DATA SECTION:
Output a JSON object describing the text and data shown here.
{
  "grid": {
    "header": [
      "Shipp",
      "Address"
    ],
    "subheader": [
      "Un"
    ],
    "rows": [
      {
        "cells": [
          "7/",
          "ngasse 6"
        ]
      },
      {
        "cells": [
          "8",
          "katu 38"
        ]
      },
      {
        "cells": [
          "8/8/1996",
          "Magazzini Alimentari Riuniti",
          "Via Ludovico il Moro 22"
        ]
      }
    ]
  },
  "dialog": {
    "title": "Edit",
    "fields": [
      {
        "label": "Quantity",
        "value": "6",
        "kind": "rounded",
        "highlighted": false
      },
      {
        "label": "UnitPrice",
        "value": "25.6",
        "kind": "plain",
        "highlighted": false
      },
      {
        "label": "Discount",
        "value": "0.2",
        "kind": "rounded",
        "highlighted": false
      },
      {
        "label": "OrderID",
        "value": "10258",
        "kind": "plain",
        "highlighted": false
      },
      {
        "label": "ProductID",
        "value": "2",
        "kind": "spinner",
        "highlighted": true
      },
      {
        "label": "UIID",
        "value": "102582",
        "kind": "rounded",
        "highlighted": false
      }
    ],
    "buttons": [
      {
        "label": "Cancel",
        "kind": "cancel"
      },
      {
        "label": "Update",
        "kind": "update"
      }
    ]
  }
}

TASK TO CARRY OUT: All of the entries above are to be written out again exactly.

SOLUTION TO THIS PROBLEM:
Output a JSON object describing the text and data shown here.
{
  "grid": {
    "header": [
      "Shipp",
      "Address"
    ],
    "subheader": [
      "Un"
    ],
    "rows": [
      {
        "cells": [
          "7/",
          "ngasse 6"
        ]
      },
      {
        "cells": [
          "8",
          "katu 38"
        ]
      },
      {
        "cells": [
          "8/8/1996",
          "Magazzini Alimentari Riuniti",
          "Via Ludovico il Moro 22"
        ]
      }
    ]
  },
  "dialog": {
    "title": "Edit",
    "fields": [
      {
        "label": "Quantity",
        "value": "6",
        "kind": "rounded",
        "highlighted": false
      },
      {
        "label": "UnitPrice",
        "value": "25.6",
        "kind": "plain",
        "highlighted": false
      },
      {
        "label": "Discount",
        "value": "0.2",
        "kind": "rounded",
        "highlighted": false
      },
      {
        "label": "OrderID",
        "value": "10258",
        "kind": "plain",
        "highlighted": false
      },
      {
        "label": "ProductID",
        "value": "2",
        "kind": "spinner",
        "highlighted": true
      },
      {
        "label": "UIID",
        "value": "102582",
        "kind": "rounded",
        "highlighted": false
      }
    ],
    "buttons": [
      {
        "label": "Cancel",
        "kind": "cancel"
      },
      {
        "label": "Update",
        "kind": "update"
      }
    ]
  }
}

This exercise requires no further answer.